Table 1

Typical characteristics of tremor types seen in writing and drawing tasks

Essential tremorDystonic tremorParkinson’s diseaseFunctional tremor
 SizeNormal or largeNormalUsually smallVariable
 Tremor featuresRegular amplitude and frequencyIrregular jerky amplitude and frequencyRegular amplitude and frequencyVariable; often no tremor in writing
 Tremor intrusion in letter sectionsVertical letter strokes; unidirectional axisAll sections of letters; multidirectional axisVertical letter strokes; unidirectional axisVariable
 Progressive deteriorationNoYes—shape of letters worsens due to posturingSometimes—size of letters may decrementNot usually
 Pen pressureNormalHard pressureNormalNormal

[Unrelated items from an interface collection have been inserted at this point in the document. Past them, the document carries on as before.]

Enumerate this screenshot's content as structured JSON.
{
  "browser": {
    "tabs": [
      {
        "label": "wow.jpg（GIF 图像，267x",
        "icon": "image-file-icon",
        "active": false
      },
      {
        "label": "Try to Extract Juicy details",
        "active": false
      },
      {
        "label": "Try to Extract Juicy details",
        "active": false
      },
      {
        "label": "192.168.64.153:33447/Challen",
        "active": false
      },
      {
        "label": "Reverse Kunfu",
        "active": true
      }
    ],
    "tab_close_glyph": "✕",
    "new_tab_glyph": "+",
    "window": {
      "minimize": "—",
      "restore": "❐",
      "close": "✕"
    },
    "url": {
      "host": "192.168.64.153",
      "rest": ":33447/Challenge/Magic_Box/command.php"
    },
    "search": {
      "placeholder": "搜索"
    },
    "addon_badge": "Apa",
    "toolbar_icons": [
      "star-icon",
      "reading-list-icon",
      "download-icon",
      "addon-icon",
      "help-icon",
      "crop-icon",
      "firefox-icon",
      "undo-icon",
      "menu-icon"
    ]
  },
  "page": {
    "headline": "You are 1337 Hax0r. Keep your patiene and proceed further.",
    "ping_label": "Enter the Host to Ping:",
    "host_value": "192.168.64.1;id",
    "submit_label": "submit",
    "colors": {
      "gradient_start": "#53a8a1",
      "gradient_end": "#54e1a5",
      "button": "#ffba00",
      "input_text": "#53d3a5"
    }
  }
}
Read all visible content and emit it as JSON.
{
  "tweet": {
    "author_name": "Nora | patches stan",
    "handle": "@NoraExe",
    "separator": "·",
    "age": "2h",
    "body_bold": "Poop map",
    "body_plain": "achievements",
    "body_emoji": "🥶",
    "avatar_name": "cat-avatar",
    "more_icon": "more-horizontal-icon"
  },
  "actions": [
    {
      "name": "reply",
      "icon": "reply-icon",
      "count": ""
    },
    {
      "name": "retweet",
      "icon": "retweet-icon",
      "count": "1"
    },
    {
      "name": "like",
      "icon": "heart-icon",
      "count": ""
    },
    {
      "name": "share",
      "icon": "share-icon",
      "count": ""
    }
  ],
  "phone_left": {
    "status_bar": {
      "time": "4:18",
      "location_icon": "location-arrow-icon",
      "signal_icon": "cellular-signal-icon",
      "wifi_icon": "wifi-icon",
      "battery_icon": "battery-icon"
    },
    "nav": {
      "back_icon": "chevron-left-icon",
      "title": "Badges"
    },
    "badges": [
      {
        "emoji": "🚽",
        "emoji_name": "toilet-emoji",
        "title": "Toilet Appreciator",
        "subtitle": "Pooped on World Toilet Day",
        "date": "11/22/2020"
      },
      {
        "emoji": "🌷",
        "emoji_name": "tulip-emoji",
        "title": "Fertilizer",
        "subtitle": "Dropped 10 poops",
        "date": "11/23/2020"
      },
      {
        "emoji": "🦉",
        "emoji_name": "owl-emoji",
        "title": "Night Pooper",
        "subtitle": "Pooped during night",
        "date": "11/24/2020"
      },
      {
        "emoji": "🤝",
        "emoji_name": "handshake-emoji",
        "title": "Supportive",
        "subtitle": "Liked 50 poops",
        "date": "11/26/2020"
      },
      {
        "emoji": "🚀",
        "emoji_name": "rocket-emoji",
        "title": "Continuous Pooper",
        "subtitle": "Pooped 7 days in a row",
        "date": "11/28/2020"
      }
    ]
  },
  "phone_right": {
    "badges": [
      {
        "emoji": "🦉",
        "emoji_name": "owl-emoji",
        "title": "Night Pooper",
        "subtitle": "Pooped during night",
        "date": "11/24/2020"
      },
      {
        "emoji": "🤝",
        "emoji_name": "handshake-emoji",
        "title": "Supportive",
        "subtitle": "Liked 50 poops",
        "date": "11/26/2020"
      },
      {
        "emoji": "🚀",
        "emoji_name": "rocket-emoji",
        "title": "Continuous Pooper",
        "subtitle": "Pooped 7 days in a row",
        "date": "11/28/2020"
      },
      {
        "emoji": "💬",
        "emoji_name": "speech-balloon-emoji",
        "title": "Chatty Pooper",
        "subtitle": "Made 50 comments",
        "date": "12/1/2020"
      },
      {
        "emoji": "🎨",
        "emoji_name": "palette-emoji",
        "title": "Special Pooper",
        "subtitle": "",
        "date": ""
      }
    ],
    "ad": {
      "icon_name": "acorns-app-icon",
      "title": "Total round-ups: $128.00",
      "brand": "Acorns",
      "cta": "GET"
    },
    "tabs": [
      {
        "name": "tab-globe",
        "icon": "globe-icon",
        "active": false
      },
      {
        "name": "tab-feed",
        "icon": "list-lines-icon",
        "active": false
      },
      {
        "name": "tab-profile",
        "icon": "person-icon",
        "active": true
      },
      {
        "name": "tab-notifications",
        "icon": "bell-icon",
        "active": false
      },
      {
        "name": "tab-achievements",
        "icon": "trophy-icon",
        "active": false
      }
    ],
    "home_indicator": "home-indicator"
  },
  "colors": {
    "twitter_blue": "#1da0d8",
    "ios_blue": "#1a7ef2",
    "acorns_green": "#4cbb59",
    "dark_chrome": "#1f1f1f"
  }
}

 Spacing of turnsNormal (maybe wider)Normal (maybe tighter)TighterVariable
 Tremor axisUnidirectionalMultidirectionalUnidirectionalVariable
 Tremor frequencyRegularIrregular/jerkyRegularVariable
 Progressive deteriorationNoSometimes—more tremor and pressureNoVariable tremor frequency, axis and amplitude
Straight lines
 Tremor axisUnidirectional
Right: 8–2 o’clock Left: 10–4 o’clock
Right:8–2 o’clock Left:10–4 o’clock
 Tremor frequencyRegularIrregularUsually regularVariable
 Tremor amplitudeSmall, regularSmall, irregularSmall, regularLarge, irregular
 Other featuresWriting may be worse than drawing tasksLonger duration to compete task (bradykinesia)Straight lines usually most impaired task